“I ended up taking an extra year of school because I miscounted one course,” she said. “Tuition wasn’t cheap. It was a very expensive error on my part.”
Sarah Zauner, executive director of the Ada Center, which advises higher ed institutions on decisions about technology, said colleges badly need “viable technology tools that comprehensively support student transfer,” given the maze of piecemeal options currently available to handle different parts of the process.
“Right now, most colleges and universities use a combination of a degree audit, degree planner, a separate transfer database, the websites of other institutions, often a digital credential service like Parchment, and possibly a transfer workflow tool to help students navigate pathways across institutions,” she said in an email. “Nearly everyone at an institution would tell you these disconnected software tools reinforce student confusion (and costly mistakes) on the path to transfer.”
She believes the acquisition is a “signal that the private sector is realizing there is unmet need in the field for a more holistic approach to helping institutions (and students) with a better approach to designing pathways across institutions.”
While that’s “good news,” she added that technology can only do so much when institution-level transfer policies remain convoluted and decentralized. Often faculty members are evaluating courses, academic advisers are guiding students and administrators are making the higher-level policy decisions. Meanwhile, students, not knowing where to go for information, turn to the internet.

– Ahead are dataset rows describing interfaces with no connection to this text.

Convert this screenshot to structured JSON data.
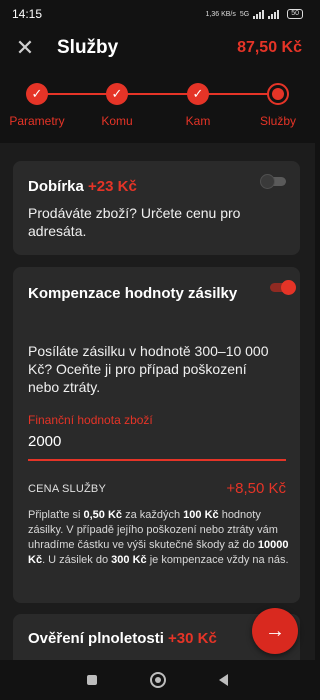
{
  "status_bar": {
    "time": "14:15",
    "net_speed": "1,36 KB/s",
    "network": "5G",
    "battery": "50"
  },
  "app_bar": {
    "title": "Služby",
    "total_price": "87,50 Kč",
    "close_icon": "close-icon"
  },
  "steps": [
    {
      "label": "Parametry",
      "state": "done"
    },
    {
      "label": "Komu",
      "state": "done"
    },
    {
      "label": "Kam",
      "state": "done"
    },
    {
      "label": "Služby",
      "state": "current"
    }
  ],
  "services": {
    "cod": {
      "title": "Dobírka",
      "extra": "+23 Kč",
      "description": "Prodáváte zboží? Určete cenu pro adresáta.",
      "enabled": false
    },
    "insurance": {
      "title": "Kompenzace hodnoty zásilky",
      "description": "Posíláte zásilku v hodnotě 300–10 000 Kč? Oceňte ji pro případ poškození nebo ztráty.",
      "enabled": true,
      "field_label": "Finanční hodnota zboží",
      "field_value": "2000",
      "price_label": "CENA SLUŽBY",
      "price_value": "+8,50 Kč",
      "note_1": "Připlaťte si ",
      "note_b1": "0,50 Kč",
      "note_2": " za každých ",
      "note_b2": "100 Kč",
      "note_3": " hodnoty zásilky. V případě jejího poškození nebo ztráty vám uhradíme částku ve výši skutečné škody až do ",
      "note_b3": "10000 Kč",
      "note_4": ". U zásilek do ",
      "note_b4": "300 Kč",
      "note_5": " je kompenzace vždy na nás."
    },
    "age_check": {
      "title": "Ověření plnoletosti",
      "extra": "+30 Kč"
    }
  },
  "fab": {
    "icon": "arrow-right-icon"
  },
  "colors": {
    "accent": "#e53427",
    "background": "#121212",
    "card": "#2a2a2a"
  }
}
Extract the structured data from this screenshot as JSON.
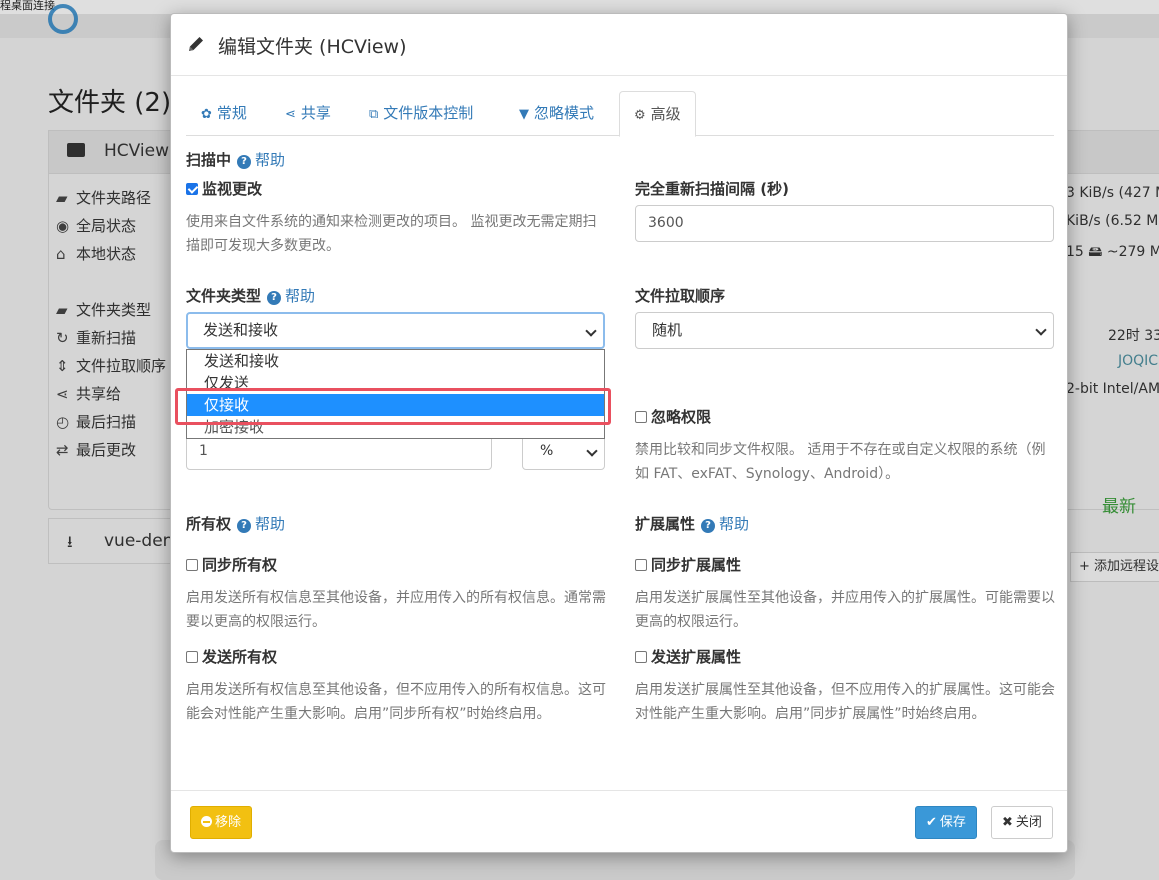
{
  "background": {
    "top_strip_text": "程桌面连接",
    "page_title": "文件夹 (2)",
    "folder_name": "HCView",
    "rows": [
      {
        "icon": "folder-open-icon",
        "glyph": "▰",
        "label": "文件夹路径"
      },
      {
        "icon": "globe-icon",
        "glyph": "◉",
        "label": "全局状态"
      },
      {
        "icon": "home-icon",
        "glyph": "⌂",
        "label": "本地状态"
      },
      {
        "icon": "blank",
        "glyph": "",
        "label": ""
      },
      {
        "icon": "folder-icon",
        "glyph": "▰",
        "label": "文件夹类型"
      },
      {
        "icon": "refresh-icon",
        "glyph": "↻",
        "label": "重新扫描"
      },
      {
        "icon": "sort-icon",
        "glyph": "⇕",
        "label": "文件拉取顺序"
      },
      {
        "icon": "share-icon",
        "glyph": "⋖",
        "label": "共享给"
      },
      {
        "icon": "clock-icon",
        "glyph": "◴",
        "label": "最后扫描"
      },
      {
        "icon": "exchange-icon",
        "glyph": "⇄",
        "label": "最后更改"
      }
    ],
    "right_col": [
      "3 KiB/s (427 M",
      "KiB/s (6.52 M",
      "15   🖴 ~279 M",
      "22时 33",
      "JOQIC",
      "2-bit Intel/AM"
    ],
    "latest_label": "最新",
    "second_folder": "vue-den",
    "add_remote": "添加远程设"
  },
  "modal": {
    "title": "编辑文件夹 (HCView)",
    "tabs": [
      {
        "icon": "gear-icon",
        "glyph": "✿",
        "label": "常规"
      },
      {
        "icon": "share-icon",
        "glyph": "⋖",
        "label": "共享"
      },
      {
        "icon": "copy-icon",
        "glyph": "⧉",
        "label": "文件版本控制"
      },
      {
        "icon": "filter-icon",
        "glyph": "▼",
        "label": "忽略模式"
      },
      {
        "icon": "cogs-icon",
        "glyph": "⚙",
        "label": "高级"
      }
    ],
    "help_label": "帮助",
    "scanning": {
      "title": "扫描中",
      "watch_label": "监视更改",
      "watch_checked": true,
      "watch_desc": "使用来自文件系统的通知来检测更改的项目。 监视更改无需定期扫描即可发现大多数更改。",
      "rescan_title": "完全重新扫描间隔 (秒)",
      "rescan_value": "3600"
    },
    "folder_type": {
      "title": "文件夹类型",
      "selected": "发送和接收",
      "options": [
        "发送和接收",
        "仅发送",
        "仅接收",
        "加密接收"
      ],
      "highlighted_index": 2
    },
    "pull_order": {
      "title": "文件拉取顺序",
      "selected": "随机"
    },
    "min_disk": {
      "value": "1",
      "unit": "%"
    },
    "ignore_perms": {
      "label": "忽略权限",
      "checked": false,
      "desc": "禁用比较和同步文件权限。 适用于不存在或自定义权限的系统（例如 FAT、exFAT、Synology、Android）。"
    },
    "ownership": {
      "title": "所有权",
      "sync_label": "同步所有权",
      "sync_desc": "启用发送所有权信息至其他设备，并应用传入的所有权信息。通常需要以更高的权限运行。",
      "send_label": "发送所有权",
      "send_desc": "启用发送所有权信息至其他设备，但不应用传入的所有权信息。这可能会对性能产生重大影响。启用”同步所有权”时始终启用。"
    },
    "xattrs": {
      "title": "扩展属性",
      "sync_label": "同步扩展属性",
      "sync_desc": "启用发送扩展属性至其他设备，并应用传入的扩展属性。可能需要以更高的权限运行。",
      "send_label": "发送扩展属性",
      "send_desc": "启用发送扩展属性至其他设备，但不应用传入的扩展属性。这可能会对性能产生重大影响。启用”同步扩展属性”时始终启用。"
    },
    "footer": {
      "remove_label": "移除",
      "save_label": "保存",
      "close_label": "关闭"
    }
  },
  "colors": {
    "link_blue": "#337ab7",
    "warning_yellow": "#f2c011",
    "primary_blue": "#3a98d8",
    "highlight_red": "#e9505f",
    "dropdown_selected": "#1e90ff"
  }
}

“The challenge here is you’re dealing with a lot of messy policies and practices, and technology can kind of ratify those and codify that messiness, but it can’t fix it,” she said.
John Fink, senior research associate at the Community College Research Center at Columbia University’s Teachers College, agreed these tools are useful, “but it really comes down to how they’re implemented.” They can offer major “efficiency gains,” but they’re not a panacea.
“What’s hard, and what I don’t think there’s a technological fix for, is the process of colleges working with students early on, even as a part of recruitment, to think and plan and explore what they’re interested and know which courses best align to those goals so students aren’t just taking courses that will be accepted at a university, for instance, but they’re taking the right courses,” he said. “It requires advising, program alignment, more human-process sorts of things.”
Policinski said technology can’t replace improving institutional and state transfer policies, but it can help.
She noted that Quottly’s platform makes it easier for academic advisers to efficiently and accurately guide students, and students can track how the courses they’ve taken, or will take, at one institution count toward a specific degree program at another.
“What we found is that the technology needs to work in support of these policy improvements that states are enacting,” such as instituting statewide guaranteed transfer pathways, she said. “We’re able to really program the good policy work that’s being done into the software for the benefit of students, as well as administrators.”
Pittinsky said transfer policy solutions only work if universities have the technology to implement them. Notably, colleges can’t give “consistent” or “timely” answers to students about what course credits count without a centralized database of which courses are equivalent to each other between institutions.
“We could walk through each of the areas where I think most people would say transfer should just work better, and there is a technology component,” he said.
He sees the offerings of Parchment and Quottly as an example.
Combining tools for transcript exchange and “taking the data that are inside of transcripts and helping students more successfully transfer and … get to their degree faster and at a lower cost,” he said, “we just think is a really exciting combination.”